Mexico Detention Profile
Mexico’s dual roles as a source and transit country for migrants traveling to North America have helped conspire to make it one of the most active detaining countries in the world. With a long-term detention capacity of more than 3,500, the country’s immigration detention estate is bigger than those of large European countries like France and Spain. During 2012, the country detained nearly 90,000 migrants. This compares to 10,000 in Italy in 2011 and 25,000 in the United Kingdom in 2010. In 2011, the country adopted its first comprehensive immigration legislation, the Ley de Migracion. Although widely viewed as an important step forward in the effort to protect the rights of immigrants in Mexico, observers have expressed concern that protections provided for vulnerable people, like children, are often not implemented. In 2012, Mexico detained more than 6,000 minors.
Poland Detention Profile
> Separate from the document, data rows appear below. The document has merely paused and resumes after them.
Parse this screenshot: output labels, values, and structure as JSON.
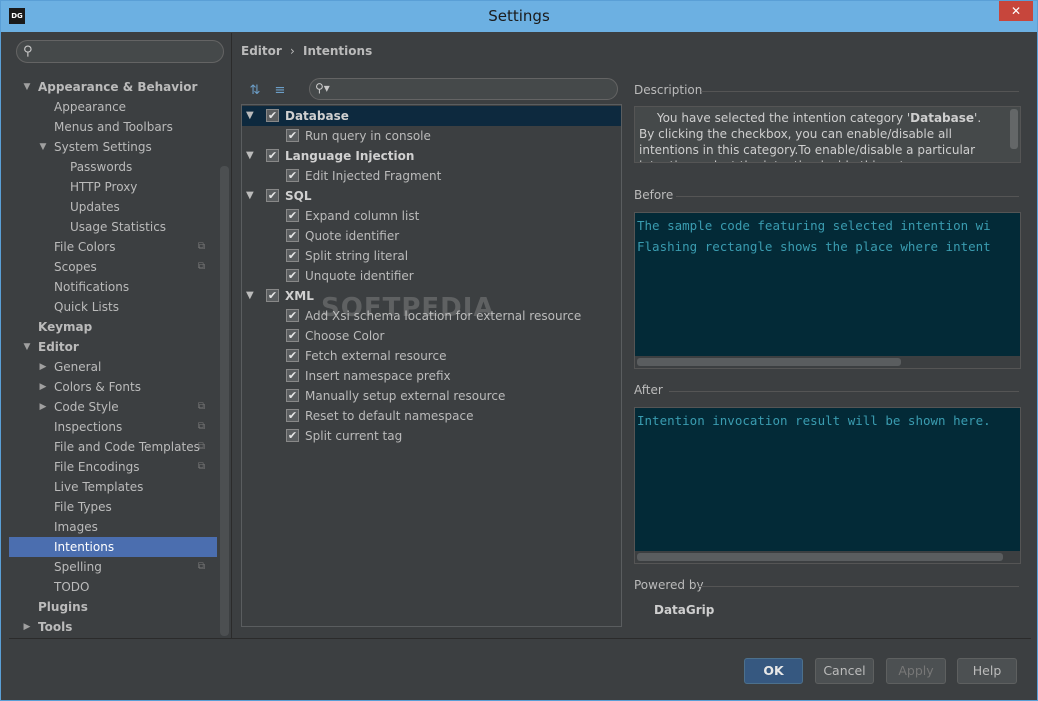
{
  "window": {
    "title": "Settings",
    "app_icon": "DG",
    "close": "✕"
  },
  "nav": {
    "search_placeholder": "",
    "items": [
      {
        "label": "Appearance & Behavior",
        "bold": true,
        "expanded": true
      },
      {
        "label": "Appearance"
      },
      {
        "label": "Menus and Toolbars"
      },
      {
        "label": "System Settings",
        "expanded": true
      },
      {
        "label": "Passwords"
      },
      {
        "label": "HTTP Proxy"
      },
      {
        "label": "Updates"
      },
      {
        "label": "Usage Statistics"
      },
      {
        "label": "File Colors",
        "copy_icon": true
      },
      {
        "label": "Scopes",
        "copy_icon": true
      },
      {
        "label": "Notifications"
      },
      {
        "label": "Quick Lists"
      },
      {
        "label": "Keymap",
        "bold": true
      },
      {
        "label": "Editor",
        "bold": true,
        "expanded": true
      },
      {
        "label": "General",
        "expanded": false
      },
      {
        "label": "Colors & Fonts",
        "expanded": false
      },
      {
        "label": "Code Style",
        "expanded": false,
        "copy_icon": true
      },
      {
        "label": "Inspections",
        "copy_icon": true
      },
      {
        "label": "File and Code Templates",
        "copy_icon": true
      },
      {
        "label": "File Encodings",
        "copy_icon": true
      },
      {
        "label": "Live Templates"
      },
      {
        "label": "File Types"
      },
      {
        "label": "Images"
      },
      {
        "label": "Intentions",
        "selected": true
      },
      {
        "label": "Spelling",
        "copy_icon": true
      },
      {
        "label": "TODO"
      },
      {
        "label": "Plugins",
        "bold": true
      },
      {
        "label": "Tools",
        "bold": true,
        "expanded": false
      }
    ]
  },
  "breadcrumb": {
    "part1": "Editor",
    "sep": "›",
    "part2": "Intentions"
  },
  "toolbar": {
    "expand_all": "expand-all-icon",
    "collapse_all": "collapse-all-icon",
    "filter_placeholder": ""
  },
  "tree": [
    {
      "label": "Database",
      "category": true,
      "checked": true,
      "selected": true
    },
    {
      "label": "Run query in console",
      "checked": true
    },
    {
      "label": "Language Injection",
      "category": true,
      "checked": true
    },
    {
      "label": "Edit Injected Fragment",
      "checked": true
    },
    {
      "label": "SQL",
      "category": true,
      "checked": true
    },
    {
      "label": "Expand column list",
      "checked": true
    },
    {
      "label": "Quote identifier",
      "checked": true
    },
    {
      "label": "Split string literal",
      "checked": true
    },
    {
      "label": "Unquote identifier",
      "checked": true
    },
    {
      "label": "XML",
      "category": true,
      "checked": true
    },
    {
      "label": "Add Xsi schema location for external resource",
      "checked": true
    },
    {
      "label": "Choose Color",
      "checked": true
    },
    {
      "label": "Fetch external resource",
      "checked": true
    },
    {
      "label": "Insert namespace prefix",
      "checked": true
    },
    {
      "label": "Manually setup external resource",
      "checked": true
    },
    {
      "label": "Reset to default namespace",
      "checked": true
    },
    {
      "label": "Split current tag",
      "checked": true
    }
  ],
  "watermark": "SOFTPEDIA",
  "description": {
    "title": "Description",
    "line1_pre": "You have selected the intention category '",
    "line1_bold": "Database",
    "line1_post": "'.",
    "body": "By clicking the checkbox, you can enable/disable all intentions in this category.To enable/disable a particular intention, select the intention inside this category."
  },
  "before": {
    "title": "Before",
    "lines": [
      "The sample code featuring selected intention wi",
      "Flashing rectangle shows the place where intent"
    ]
  },
  "after": {
    "title": "After",
    "lines": [
      "Intention invocation result will be shown here."
    ]
  },
  "powered_by": {
    "title": "Powered by",
    "name": "DataGrip"
  },
  "buttons": {
    "ok": "OK",
    "cancel": "Cancel",
    "apply": "Apply",
    "help": "Help"
  }
}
Although it is not a major immigration destination country, Poland is viewed by the European Union as one of the region’s key border countries, a fact symbolized by the EU’s decision to base its border protection agency, Frontex, in Warsaw. Even before it joined the EU, Poland’s neighbors spent lavishly to boost the country’s border controls. The country’s sizable immigration detention infrastructure reflects its intended role as a gatekeeper for the region. It currently boasts 12 long-term detention centres, which have a total capacity of just under a 1,000. Observers report that these facilities are rarely at capacity. Despite this, many of the facilities appear to be unable to provide basic services to detainees, which has led to a series of protests and hunger strikes. The turmoil spurred the government to undertake a thorough review of detention conditions last December. Among the concerns expressed by Interior Ministry officials was the need to prevent the country from looking like a “Polish hell.”
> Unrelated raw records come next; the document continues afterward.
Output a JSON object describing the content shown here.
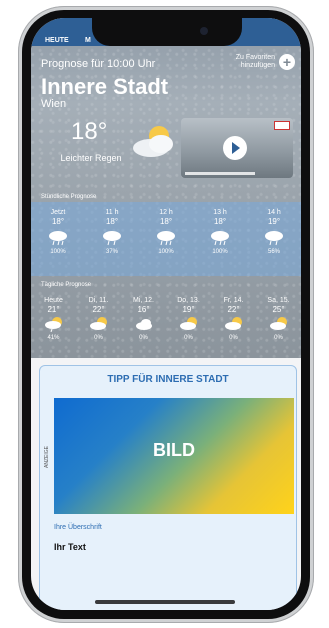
{
  "tabs": [
    "HEUTE",
    "M"
  ],
  "header": {
    "forecast_label": "Prognose für 10:00 Uhr",
    "city": "Innere Stadt",
    "region": "Wien",
    "favorite_label": "Zu Favoriten hinzufügen"
  },
  "current": {
    "temperature": "18°",
    "condition": "Leichter Regen"
  },
  "hourly": {
    "title": "Stündliche Prognose",
    "items": [
      {
        "time": "Jetzt",
        "temp": "18°",
        "precip": "100%"
      },
      {
        "time": "11 h",
        "temp": "18°",
        "precip": "37%"
      },
      {
        "time": "12 h",
        "temp": "18°",
        "precip": "100%"
      },
      {
        "time": "13 h",
        "temp": "18°",
        "precip": "100%"
      },
      {
        "time": "14 h",
        "temp": "19°",
        "precip": "56%"
      }
    ]
  },
  "daily": {
    "title": "Tägliche Prognose",
    "items": [
      {
        "day": "Heute",
        "temp": "21°",
        "precip": "41%"
      },
      {
        "day": "Di, 11.",
        "temp": "22°",
        "precip": "0%"
      },
      {
        "day": "Mi, 12.",
        "temp": "16°",
        "precip": "0%"
      },
      {
        "day": "Do, 13.",
        "temp": "19°",
        "precip": "0%"
      },
      {
        "day": "Fr, 14.",
        "temp": "22°",
        "precip": "0%"
      },
      {
        "day": "Sa, 15.",
        "temp": "25°",
        "precip": "0%"
      }
    ]
  },
  "card": {
    "title": "TIPP FÜR INNERE STADT",
    "ad_label": "ANZEIGE",
    "image_text": "BILD",
    "subtitle": "Ihre Überschrift",
    "text": "Ihr Text"
  },
  "colors": {
    "accent": "#2d6db2",
    "tabbar": "#2e5f95"
  }
}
The Global Detention Project recently received a generous grant from the Open Society Foundation to support our efforts to develop data and comparative analyses on detention regimes in three regions of the world: the Middle East, Southeast Asia, and Central America.